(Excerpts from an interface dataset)

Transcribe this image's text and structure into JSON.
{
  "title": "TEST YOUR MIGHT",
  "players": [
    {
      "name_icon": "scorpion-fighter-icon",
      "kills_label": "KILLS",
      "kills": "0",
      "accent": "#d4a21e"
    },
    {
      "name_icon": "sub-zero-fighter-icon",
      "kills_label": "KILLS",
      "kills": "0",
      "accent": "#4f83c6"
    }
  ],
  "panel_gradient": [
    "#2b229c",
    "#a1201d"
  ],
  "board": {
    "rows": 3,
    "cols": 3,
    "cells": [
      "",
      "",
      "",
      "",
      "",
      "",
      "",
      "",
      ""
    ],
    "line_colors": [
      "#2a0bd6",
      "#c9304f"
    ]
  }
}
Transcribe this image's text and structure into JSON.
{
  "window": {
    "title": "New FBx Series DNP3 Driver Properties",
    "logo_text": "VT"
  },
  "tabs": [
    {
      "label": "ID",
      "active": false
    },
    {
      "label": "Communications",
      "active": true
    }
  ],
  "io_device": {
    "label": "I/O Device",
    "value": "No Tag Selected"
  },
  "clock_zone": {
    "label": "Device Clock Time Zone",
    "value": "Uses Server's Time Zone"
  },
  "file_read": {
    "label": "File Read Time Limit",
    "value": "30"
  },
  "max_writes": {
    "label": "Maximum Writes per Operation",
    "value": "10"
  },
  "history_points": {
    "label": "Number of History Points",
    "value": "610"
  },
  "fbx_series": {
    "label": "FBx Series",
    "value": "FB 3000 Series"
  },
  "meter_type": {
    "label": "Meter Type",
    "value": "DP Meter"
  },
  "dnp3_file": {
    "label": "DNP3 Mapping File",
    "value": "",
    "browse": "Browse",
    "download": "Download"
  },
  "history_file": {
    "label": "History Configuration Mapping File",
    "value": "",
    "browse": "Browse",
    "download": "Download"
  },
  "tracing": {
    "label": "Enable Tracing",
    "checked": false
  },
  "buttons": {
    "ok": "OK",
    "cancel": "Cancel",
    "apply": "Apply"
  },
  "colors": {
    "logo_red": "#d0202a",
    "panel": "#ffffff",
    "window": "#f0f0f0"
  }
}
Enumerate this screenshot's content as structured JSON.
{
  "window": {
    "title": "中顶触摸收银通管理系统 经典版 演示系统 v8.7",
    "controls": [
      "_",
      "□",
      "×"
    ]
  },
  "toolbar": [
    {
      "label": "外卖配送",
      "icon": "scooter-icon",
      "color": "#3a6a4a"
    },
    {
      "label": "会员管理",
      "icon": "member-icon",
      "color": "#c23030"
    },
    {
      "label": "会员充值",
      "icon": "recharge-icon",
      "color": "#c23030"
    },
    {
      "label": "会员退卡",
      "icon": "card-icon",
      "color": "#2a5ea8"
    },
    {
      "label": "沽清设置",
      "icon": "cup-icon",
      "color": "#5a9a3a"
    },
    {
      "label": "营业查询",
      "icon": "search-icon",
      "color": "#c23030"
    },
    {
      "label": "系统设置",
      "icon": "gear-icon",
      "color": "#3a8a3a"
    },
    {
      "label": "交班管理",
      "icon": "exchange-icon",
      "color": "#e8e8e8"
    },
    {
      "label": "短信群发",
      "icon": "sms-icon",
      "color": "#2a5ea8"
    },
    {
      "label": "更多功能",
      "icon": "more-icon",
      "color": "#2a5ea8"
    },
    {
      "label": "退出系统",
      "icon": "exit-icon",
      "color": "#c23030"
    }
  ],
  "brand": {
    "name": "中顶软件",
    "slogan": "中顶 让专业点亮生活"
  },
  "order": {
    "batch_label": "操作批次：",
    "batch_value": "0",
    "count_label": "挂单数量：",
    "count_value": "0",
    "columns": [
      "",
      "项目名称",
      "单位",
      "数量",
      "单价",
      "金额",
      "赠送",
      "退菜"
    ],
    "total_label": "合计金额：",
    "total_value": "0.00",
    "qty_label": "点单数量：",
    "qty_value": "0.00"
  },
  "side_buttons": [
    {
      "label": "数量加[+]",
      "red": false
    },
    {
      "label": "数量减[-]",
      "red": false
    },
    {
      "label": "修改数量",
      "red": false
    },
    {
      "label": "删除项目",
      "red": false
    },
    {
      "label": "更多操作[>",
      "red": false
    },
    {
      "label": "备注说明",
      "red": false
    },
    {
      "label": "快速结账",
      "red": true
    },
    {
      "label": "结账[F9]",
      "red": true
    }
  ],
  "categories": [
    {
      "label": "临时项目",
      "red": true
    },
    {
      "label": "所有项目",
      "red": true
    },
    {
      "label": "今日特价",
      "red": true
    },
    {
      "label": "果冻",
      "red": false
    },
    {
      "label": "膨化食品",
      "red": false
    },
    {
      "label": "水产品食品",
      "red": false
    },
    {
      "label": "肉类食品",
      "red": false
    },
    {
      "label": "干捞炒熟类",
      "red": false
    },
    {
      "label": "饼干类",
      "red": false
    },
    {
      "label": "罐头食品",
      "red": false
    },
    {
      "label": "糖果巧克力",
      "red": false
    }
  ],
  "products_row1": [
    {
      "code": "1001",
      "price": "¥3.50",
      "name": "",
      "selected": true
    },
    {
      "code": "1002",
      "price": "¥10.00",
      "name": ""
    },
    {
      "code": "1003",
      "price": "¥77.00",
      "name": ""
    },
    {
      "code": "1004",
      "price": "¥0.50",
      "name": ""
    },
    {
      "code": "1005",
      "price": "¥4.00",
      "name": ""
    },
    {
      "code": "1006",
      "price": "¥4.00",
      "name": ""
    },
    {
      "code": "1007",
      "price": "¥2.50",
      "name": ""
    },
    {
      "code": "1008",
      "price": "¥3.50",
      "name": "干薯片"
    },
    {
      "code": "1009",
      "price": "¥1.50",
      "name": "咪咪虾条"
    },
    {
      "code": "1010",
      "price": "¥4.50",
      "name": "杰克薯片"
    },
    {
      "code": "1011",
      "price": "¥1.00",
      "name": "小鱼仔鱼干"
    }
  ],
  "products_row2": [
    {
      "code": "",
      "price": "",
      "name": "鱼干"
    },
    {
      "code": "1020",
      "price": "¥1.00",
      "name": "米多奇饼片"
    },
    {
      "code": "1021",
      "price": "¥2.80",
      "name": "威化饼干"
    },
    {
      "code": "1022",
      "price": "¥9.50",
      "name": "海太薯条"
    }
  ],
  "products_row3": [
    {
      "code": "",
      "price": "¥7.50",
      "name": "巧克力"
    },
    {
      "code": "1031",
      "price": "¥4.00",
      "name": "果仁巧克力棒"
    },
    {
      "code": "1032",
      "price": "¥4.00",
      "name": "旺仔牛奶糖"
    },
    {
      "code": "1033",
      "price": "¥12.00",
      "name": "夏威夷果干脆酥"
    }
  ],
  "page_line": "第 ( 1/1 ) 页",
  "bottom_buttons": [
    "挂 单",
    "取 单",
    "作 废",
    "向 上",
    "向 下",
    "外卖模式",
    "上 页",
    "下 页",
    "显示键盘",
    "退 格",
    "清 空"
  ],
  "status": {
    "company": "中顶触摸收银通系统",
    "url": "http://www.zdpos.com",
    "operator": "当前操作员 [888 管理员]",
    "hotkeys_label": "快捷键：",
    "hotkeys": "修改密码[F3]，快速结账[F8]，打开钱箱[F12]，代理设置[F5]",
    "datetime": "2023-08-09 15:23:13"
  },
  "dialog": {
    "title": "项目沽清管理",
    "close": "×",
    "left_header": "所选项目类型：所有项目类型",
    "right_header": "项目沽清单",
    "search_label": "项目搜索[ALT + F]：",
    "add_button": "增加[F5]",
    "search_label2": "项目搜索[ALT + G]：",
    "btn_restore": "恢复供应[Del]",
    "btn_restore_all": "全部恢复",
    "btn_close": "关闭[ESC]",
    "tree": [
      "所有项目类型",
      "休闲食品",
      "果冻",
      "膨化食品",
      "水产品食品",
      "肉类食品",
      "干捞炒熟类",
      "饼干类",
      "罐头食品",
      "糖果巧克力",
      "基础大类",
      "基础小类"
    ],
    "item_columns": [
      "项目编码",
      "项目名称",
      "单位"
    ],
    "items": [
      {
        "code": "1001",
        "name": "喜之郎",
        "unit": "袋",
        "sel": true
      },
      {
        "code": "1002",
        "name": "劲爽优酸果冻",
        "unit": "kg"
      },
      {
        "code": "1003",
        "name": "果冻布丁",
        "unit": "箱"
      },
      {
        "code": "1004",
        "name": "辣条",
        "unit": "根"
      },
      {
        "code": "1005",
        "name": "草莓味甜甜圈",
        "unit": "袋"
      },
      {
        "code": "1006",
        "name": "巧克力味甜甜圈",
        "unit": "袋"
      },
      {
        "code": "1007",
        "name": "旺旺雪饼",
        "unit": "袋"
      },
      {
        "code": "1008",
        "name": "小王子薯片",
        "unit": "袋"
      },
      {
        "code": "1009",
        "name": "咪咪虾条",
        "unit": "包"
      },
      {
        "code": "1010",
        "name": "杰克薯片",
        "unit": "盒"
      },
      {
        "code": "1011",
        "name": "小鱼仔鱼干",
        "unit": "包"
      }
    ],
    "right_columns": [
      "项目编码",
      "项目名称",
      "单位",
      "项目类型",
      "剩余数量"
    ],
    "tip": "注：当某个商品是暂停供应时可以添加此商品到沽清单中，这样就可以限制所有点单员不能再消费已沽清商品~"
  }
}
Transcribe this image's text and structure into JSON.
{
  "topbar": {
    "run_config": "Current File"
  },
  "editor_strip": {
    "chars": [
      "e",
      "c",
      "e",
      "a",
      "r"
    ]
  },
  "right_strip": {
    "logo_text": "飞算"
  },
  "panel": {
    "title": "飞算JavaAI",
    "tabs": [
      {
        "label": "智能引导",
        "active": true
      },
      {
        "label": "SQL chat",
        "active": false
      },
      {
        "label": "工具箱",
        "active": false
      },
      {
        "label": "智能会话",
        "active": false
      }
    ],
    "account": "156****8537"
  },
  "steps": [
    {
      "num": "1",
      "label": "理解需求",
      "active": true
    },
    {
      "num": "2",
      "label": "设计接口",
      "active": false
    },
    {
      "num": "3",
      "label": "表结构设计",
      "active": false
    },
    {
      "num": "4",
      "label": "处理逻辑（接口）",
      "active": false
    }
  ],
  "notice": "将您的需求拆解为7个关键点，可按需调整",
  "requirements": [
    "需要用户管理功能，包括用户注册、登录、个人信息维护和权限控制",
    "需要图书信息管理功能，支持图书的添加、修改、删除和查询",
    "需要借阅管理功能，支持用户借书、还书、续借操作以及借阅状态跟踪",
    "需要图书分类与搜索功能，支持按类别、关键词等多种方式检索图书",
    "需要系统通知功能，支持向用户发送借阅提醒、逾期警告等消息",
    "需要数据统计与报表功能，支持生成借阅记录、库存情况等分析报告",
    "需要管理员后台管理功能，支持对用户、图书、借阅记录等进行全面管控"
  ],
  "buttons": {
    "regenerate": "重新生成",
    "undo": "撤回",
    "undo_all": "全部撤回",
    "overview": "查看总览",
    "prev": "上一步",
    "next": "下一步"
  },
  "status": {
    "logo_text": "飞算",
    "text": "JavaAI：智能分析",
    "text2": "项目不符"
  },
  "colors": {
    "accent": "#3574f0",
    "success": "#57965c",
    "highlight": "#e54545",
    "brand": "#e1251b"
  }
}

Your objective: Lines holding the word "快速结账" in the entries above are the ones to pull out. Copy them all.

Problem solution:
      "label": "快速结账",
    "hotkeys": "修改密码[F3]，快速结账[F8]，打开钱箱[F12]，代理设置[F5]",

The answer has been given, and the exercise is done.